Sol: Yes, for sure. When I describe my work I always say “I am coming inside of a painting”. To put a concrete example in this installation, we are now positioning the plants, but for me I am painting with the plants. So while placing the plants seems like a job anyone can do, for me it’s not, it needs to be in the right place in the painting.
I am going from two dimensional to three dimensional, and I do that with the space too. When you are creating these lines, these colors, you are composing as if walking in a painting.
Clara: At the same time, it’s also interesting that both in the idea of looking through a window and the tourist, there is a certain distance to the position from which you look. You are an observer of something from a distance, to an extent.
Sol: You could be a viewer but you could also be participating, that’s the thing. Because I am trained as a painter, for me the information goes through my eyes. I am always very interested in the aspect of how we are trained by the eye. For instance, in cinema there is a way to suggest that someone is arriving by making them enter from the left side (laughing). It’s so basic, but we are so trained by the eye. I think the position from the viewer is really the position I create, as an artist, you are observing all the time. One thing is to observe a painting and another thing is to actually walk in the painting.
La Cantina de La Turista is a more abstract project, which comes from so many layers that it is impossible to talk about briefly, it is connected to many earlier shows. For example, to El Barco de Barro in Copenhagen, where the floor of this installation comes from. When being able to connect these materials, the materials become also the medium. It’s like it has a life of its own, there have been thousands of people that walked on this floor who at the same time produced the ceramics. And now the function of the furniture that is now in the front room of 1646 has changed. Before, in Copenhagen, they were produced for displaying materials for the workshops, now the furniture displays the final works of that workshop.
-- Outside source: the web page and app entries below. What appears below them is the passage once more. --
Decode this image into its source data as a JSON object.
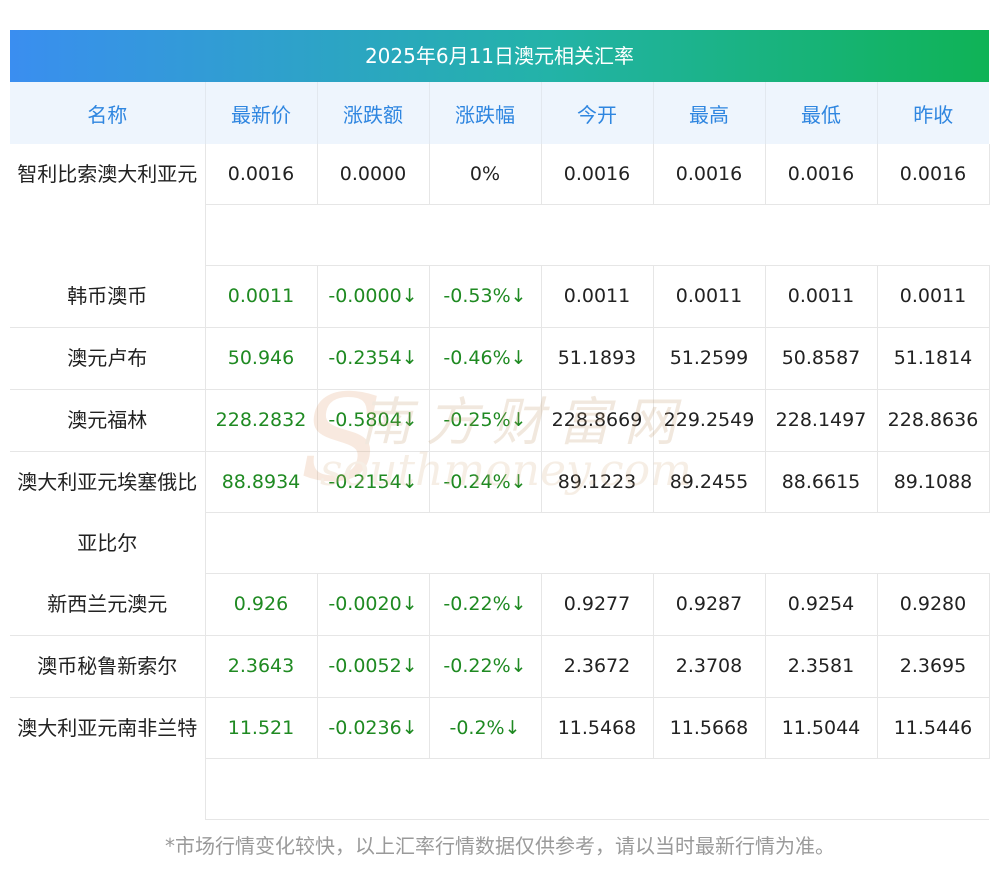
{
  "title": "2025年6月11日澳元相关汇率",
  "headers": [
    "名称",
    "最新价",
    "涨跌额",
    "涨跌幅",
    "今开",
    "最高",
    "最低",
    "昨收"
  ],
  "rows": [
    {
      "name": "智利比索澳大利亚元",
      "latest": "0.0016",
      "change": "0.0000",
      "pct": "0%",
      "open": "0.0016",
      "high": "0.0016",
      "low": "0.0016",
      "prev": "0.0016"
    },
    {
      "name": "韩币澳币",
      "latest": "0.0011",
      "change": "-0.0000↓",
      "pct": "-0.53%↓",
      "open": "0.0011",
      "high": "0.0011",
      "low": "0.0011",
      "prev": "0.0011"
    },
    {
      "name": "澳元卢布",
      "latest": "50.946",
      "change": "-0.2354↓",
      "pct": "-0.46%↓",
      "open": "51.1893",
      "high": "51.2599",
      "low": "50.8587",
      "prev": "51.1814"
    },
    {
      "name": "澳元福林",
      "latest": "228.2832",
      "change": "-0.5804↓",
      "pct": "-0.25%↓",
      "open": "228.8669",
      "high": "229.2549",
      "low": "228.1497",
      "prev": "228.8636"
    },
    {
      "name": "澳大利亚元埃塞俄比亚比尔",
      "latest": "88.8934",
      "change": "-0.2154↓",
      "pct": "-0.24%↓",
      "open": "89.1223",
      "high": "89.2455",
      "low": "88.6615",
      "prev": "89.1088"
    },
    {
      "name": "新西兰元澳元",
      "latest": "0.926",
      "change": "-0.0020↓",
      "pct": "-0.22%↓",
      "open": "0.9277",
      "high": "0.9287",
      "low": "0.9254",
      "prev": "0.9280"
    },
    {
      "name": "澳币秘鲁新索尔",
      "latest": "2.3643",
      "change": "-0.0052↓",
      "pct": "-0.22%↓",
      "open": "2.3672",
      "high": "2.3708",
      "low": "2.3581",
      "prev": "2.3695"
    },
    {
      "name": "澳大利亚元南非兰特",
      "latest": "11.521",
      "change": "-0.0236↓",
      "pct": "-0.2%↓",
      "open": "11.5468",
      "high": "11.5668",
      "low": "11.5044",
      "prev": "11.5446"
    }
  ],
  "footer": "*市场行情变化较快，以上汇率行情数据仅供参考，请以当时最新行情为准。",
  "watermark": {
    "cn": "南方财富网",
    "en": "southmoney.com"
  },
  "colors": {
    "header_text": "#2f86e0",
    "down": "#1f8a22",
    "title_from": "#3a8ef0",
    "title_to": "#0fb356"
  }
}
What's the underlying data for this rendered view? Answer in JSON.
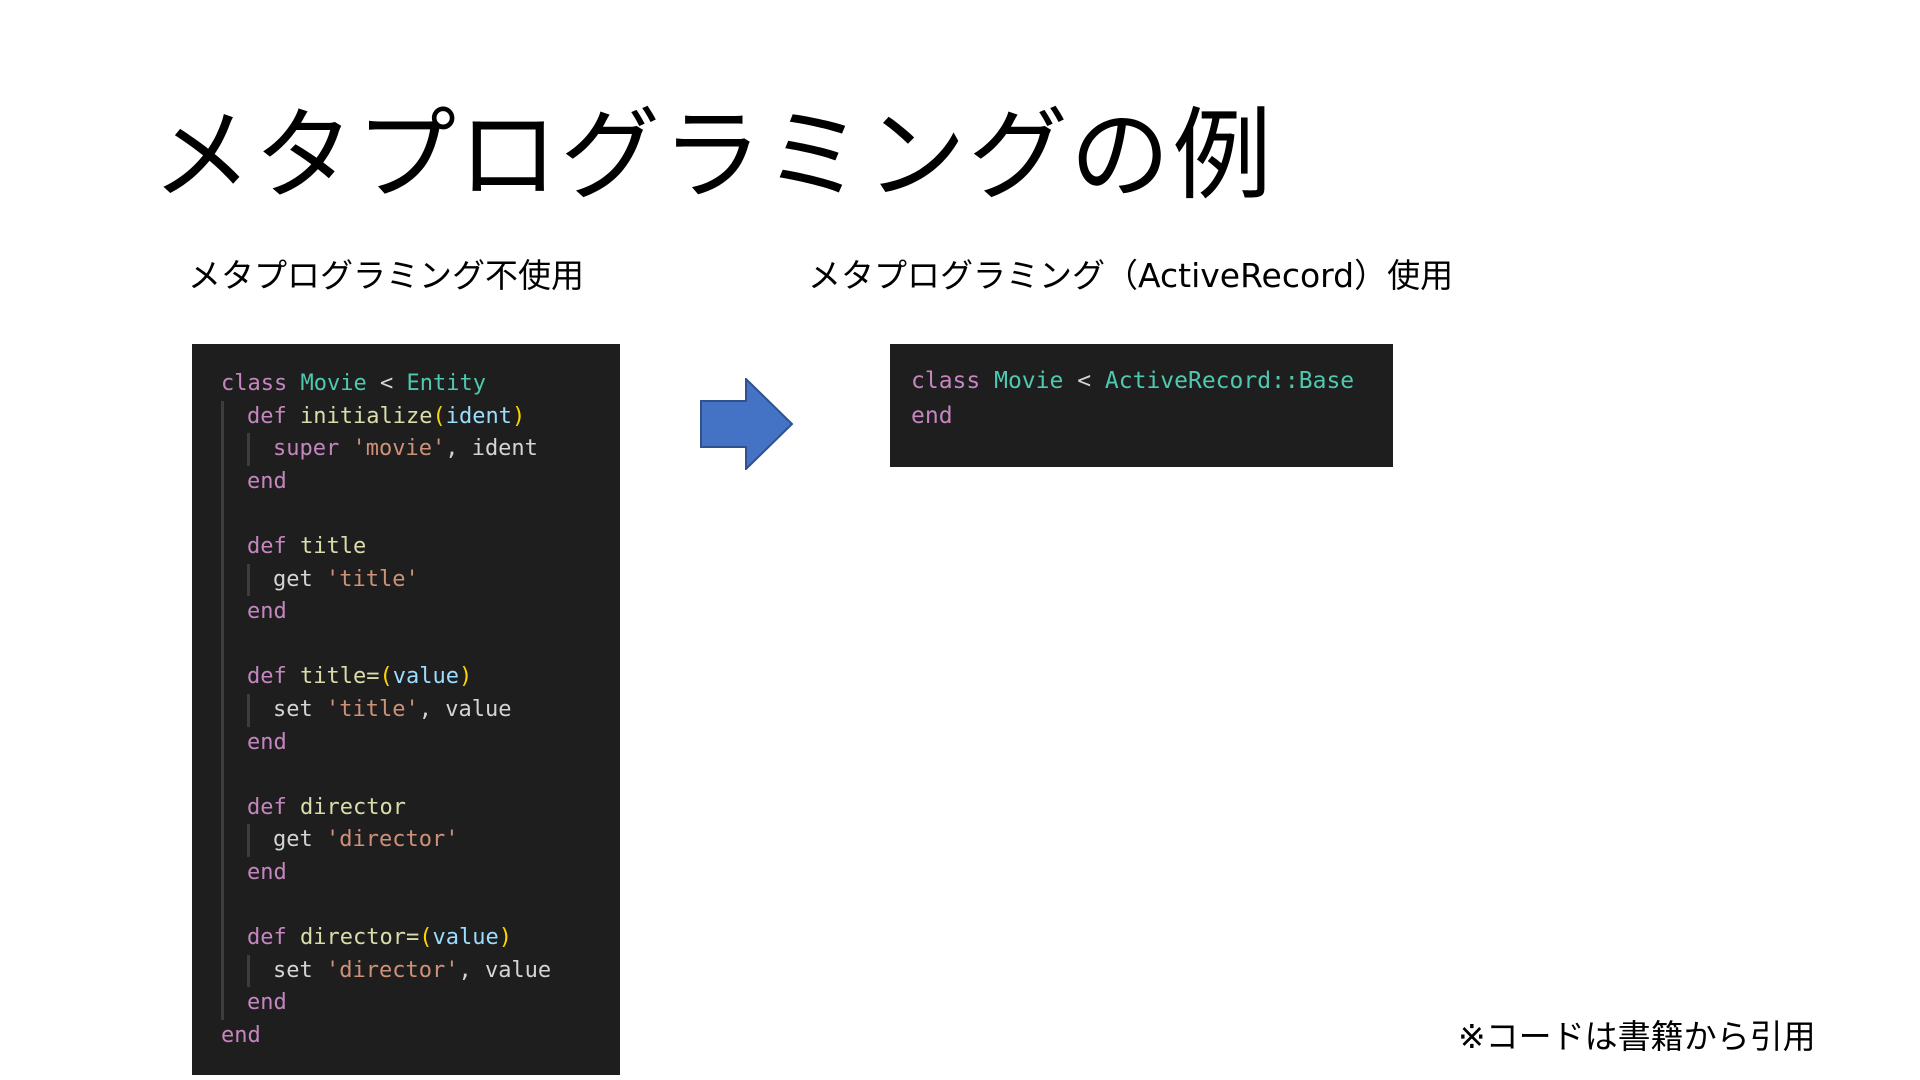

The work remains in movement, starting in 2020 from Copenhagen, to Paris, now to 1646 and later Bergen. So it is also a matter of perspective by changing the function of the things. For example the mural will be on a wall, now it is on the floor. These ceramic pieces were worked on by many people, now they are exhibited as objects, and they will become the decorative elements in Bergen.
The artist would like to thank: Arthur Cordier, Athanasios Anagnostopoulos, Aude Lèvere, Bergen Assembly, Cerama (Copenhagen), ChertLüdde (Berlin), Christian Roncea, Clara Pallí Monguilod, Contemporary Copenhagen, Daniëlle de Hoog, Deutsche Bahn, Elizabeth Ravn, Galerie Crèvecœur (Paris), Gilles Broersma, Johan Gustavsson, Honey Kraiwee, Lisa Ünsever, Lucian Lee, Maria Chiara Ziosi, Mariia Karimova, Matei Vlad Dragomir, Ramon Ottenhof, Rebeca Pérez Gerónimo, Ruth Ur, Saâdane Afif, Sarah Klevan, Stanley Street, Tea Bernardelli and all the participants that took place in the ceramic workshops in El Barco de Barro at Copenhagen Contemporary Studio.